»»
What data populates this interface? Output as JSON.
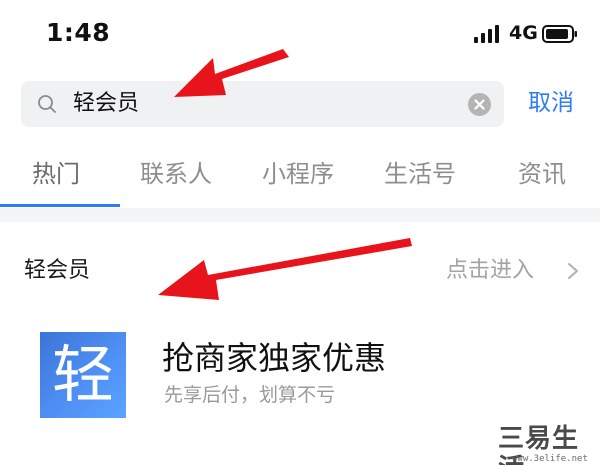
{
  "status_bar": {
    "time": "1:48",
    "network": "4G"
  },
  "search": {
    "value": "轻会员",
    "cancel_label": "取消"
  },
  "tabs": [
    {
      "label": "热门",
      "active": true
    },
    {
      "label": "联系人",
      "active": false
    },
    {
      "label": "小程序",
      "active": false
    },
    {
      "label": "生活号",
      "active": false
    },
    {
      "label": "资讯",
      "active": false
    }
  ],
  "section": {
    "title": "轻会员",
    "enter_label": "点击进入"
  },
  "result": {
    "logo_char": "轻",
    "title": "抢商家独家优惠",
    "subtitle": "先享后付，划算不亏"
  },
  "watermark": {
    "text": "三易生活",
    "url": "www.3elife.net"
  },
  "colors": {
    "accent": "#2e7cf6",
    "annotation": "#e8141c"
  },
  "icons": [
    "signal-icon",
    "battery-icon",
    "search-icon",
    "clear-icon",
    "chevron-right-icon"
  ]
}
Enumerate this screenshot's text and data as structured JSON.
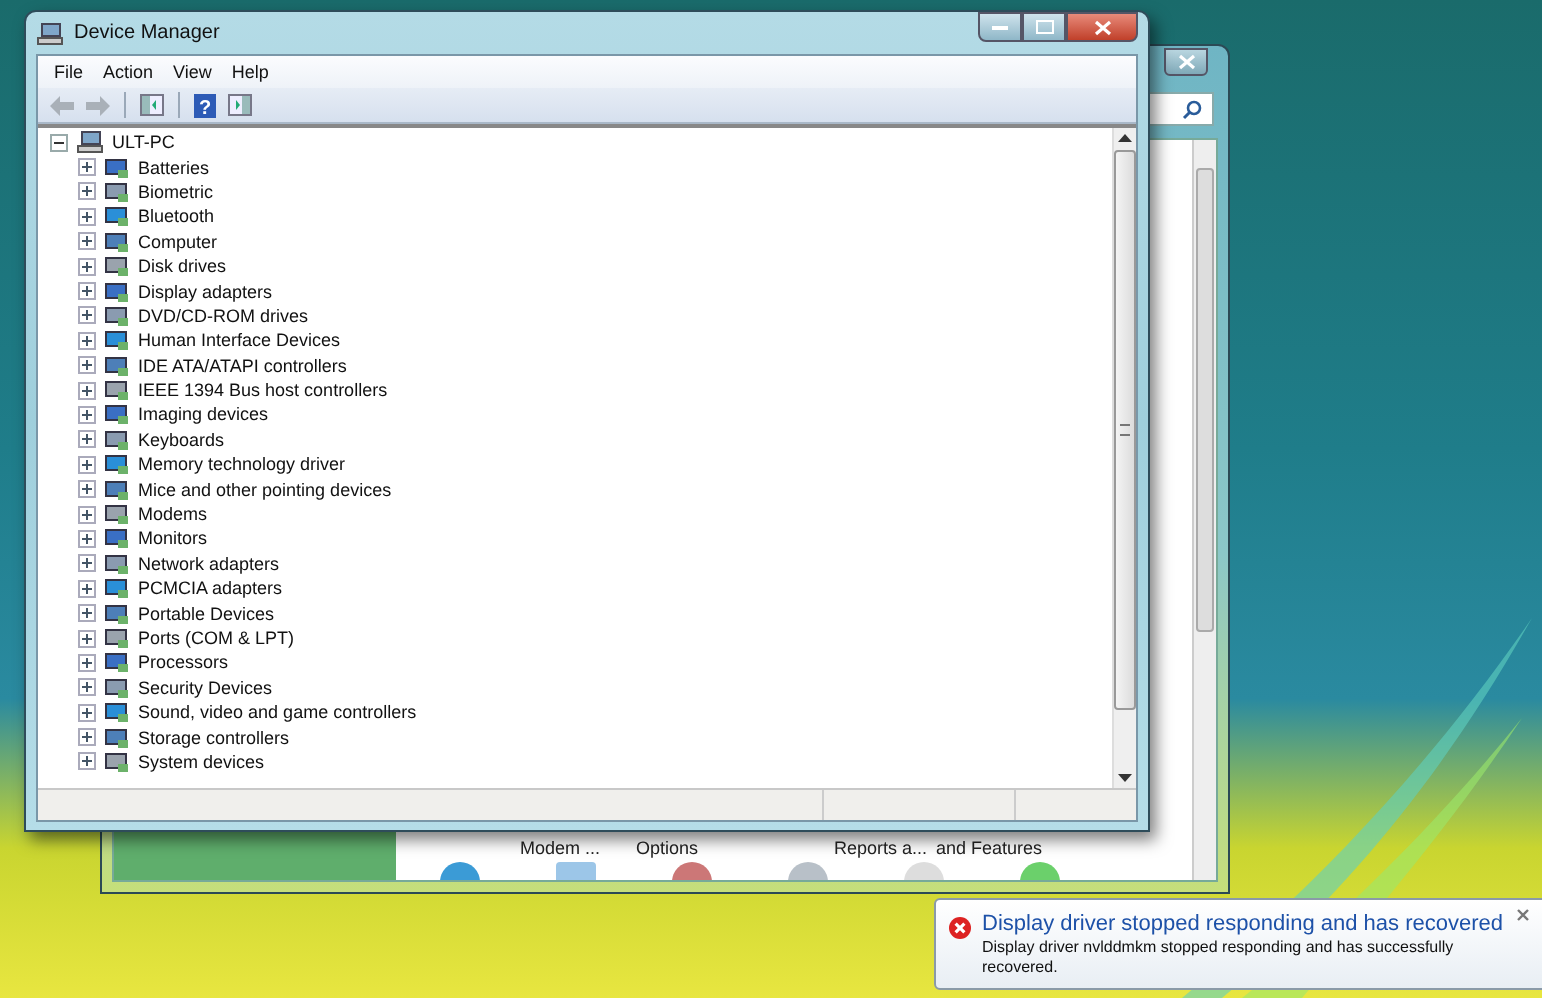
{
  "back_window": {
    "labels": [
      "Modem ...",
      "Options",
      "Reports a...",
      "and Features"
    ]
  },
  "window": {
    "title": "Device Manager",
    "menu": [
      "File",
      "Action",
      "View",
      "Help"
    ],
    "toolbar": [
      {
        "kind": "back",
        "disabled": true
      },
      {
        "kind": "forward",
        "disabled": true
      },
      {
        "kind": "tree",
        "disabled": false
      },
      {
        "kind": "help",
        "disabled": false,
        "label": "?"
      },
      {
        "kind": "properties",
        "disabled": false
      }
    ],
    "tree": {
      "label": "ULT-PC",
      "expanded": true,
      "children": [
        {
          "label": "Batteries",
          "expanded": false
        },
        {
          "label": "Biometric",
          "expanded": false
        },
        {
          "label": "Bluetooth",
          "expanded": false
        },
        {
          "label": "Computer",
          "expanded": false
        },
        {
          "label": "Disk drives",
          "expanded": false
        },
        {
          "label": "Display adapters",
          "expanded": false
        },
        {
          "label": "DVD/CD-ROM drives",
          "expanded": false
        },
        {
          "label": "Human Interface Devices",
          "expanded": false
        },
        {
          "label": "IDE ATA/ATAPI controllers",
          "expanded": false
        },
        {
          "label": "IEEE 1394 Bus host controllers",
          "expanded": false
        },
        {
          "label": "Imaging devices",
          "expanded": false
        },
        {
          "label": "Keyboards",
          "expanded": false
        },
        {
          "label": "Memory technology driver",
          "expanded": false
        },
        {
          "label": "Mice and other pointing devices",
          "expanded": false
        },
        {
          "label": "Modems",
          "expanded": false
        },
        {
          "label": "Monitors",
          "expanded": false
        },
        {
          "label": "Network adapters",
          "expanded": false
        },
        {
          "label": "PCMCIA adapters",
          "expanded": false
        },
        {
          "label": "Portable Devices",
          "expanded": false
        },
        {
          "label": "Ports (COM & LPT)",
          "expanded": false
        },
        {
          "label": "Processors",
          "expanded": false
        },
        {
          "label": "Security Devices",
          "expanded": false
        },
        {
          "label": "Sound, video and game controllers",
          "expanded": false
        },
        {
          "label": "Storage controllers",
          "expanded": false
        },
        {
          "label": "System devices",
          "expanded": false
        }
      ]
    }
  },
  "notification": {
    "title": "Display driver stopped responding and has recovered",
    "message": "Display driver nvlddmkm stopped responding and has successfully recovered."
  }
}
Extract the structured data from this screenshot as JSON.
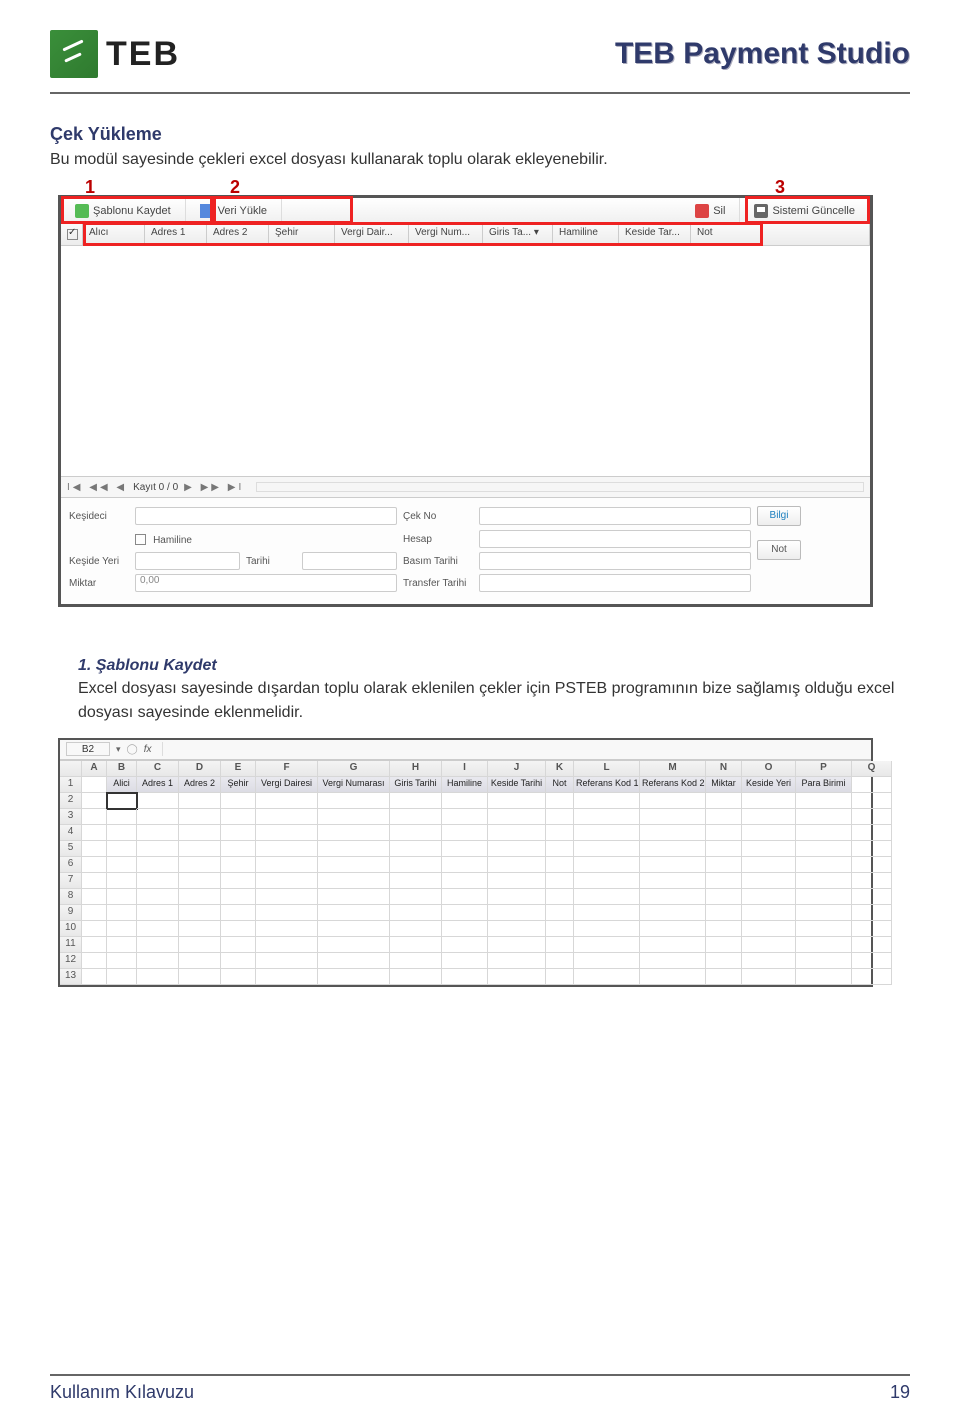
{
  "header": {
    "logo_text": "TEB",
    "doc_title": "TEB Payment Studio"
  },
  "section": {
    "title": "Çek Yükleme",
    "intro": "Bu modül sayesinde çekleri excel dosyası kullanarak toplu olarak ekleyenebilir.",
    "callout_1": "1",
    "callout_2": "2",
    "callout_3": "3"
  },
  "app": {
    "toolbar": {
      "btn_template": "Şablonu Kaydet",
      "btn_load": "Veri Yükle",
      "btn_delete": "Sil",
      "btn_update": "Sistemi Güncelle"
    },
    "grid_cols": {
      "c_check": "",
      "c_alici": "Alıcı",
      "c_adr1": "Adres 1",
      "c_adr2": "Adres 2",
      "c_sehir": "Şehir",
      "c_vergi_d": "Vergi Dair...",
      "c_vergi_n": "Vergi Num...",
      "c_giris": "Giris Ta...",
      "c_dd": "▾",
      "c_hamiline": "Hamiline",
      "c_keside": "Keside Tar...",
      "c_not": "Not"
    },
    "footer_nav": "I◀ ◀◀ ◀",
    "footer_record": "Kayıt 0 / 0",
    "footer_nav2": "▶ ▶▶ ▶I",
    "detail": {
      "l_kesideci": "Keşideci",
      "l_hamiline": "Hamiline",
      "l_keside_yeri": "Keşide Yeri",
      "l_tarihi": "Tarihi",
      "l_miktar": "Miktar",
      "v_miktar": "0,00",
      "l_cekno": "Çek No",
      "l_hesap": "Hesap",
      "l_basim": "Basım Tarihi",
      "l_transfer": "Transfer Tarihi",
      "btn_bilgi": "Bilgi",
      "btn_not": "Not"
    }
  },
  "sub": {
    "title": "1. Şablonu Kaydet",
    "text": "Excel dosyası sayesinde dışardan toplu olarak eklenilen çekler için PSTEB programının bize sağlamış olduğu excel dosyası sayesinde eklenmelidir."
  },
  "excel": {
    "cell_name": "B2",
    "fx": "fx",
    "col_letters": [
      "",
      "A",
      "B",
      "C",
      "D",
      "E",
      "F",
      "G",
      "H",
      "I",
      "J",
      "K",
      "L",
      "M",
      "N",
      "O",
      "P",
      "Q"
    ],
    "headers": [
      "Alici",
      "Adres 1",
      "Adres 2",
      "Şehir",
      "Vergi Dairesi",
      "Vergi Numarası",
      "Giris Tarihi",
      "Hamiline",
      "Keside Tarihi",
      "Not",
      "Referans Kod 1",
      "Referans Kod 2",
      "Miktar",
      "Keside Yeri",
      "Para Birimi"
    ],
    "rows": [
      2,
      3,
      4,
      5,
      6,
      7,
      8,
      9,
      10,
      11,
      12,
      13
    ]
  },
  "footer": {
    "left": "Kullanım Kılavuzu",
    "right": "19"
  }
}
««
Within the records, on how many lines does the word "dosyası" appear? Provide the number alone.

[Solution to this exercise]
2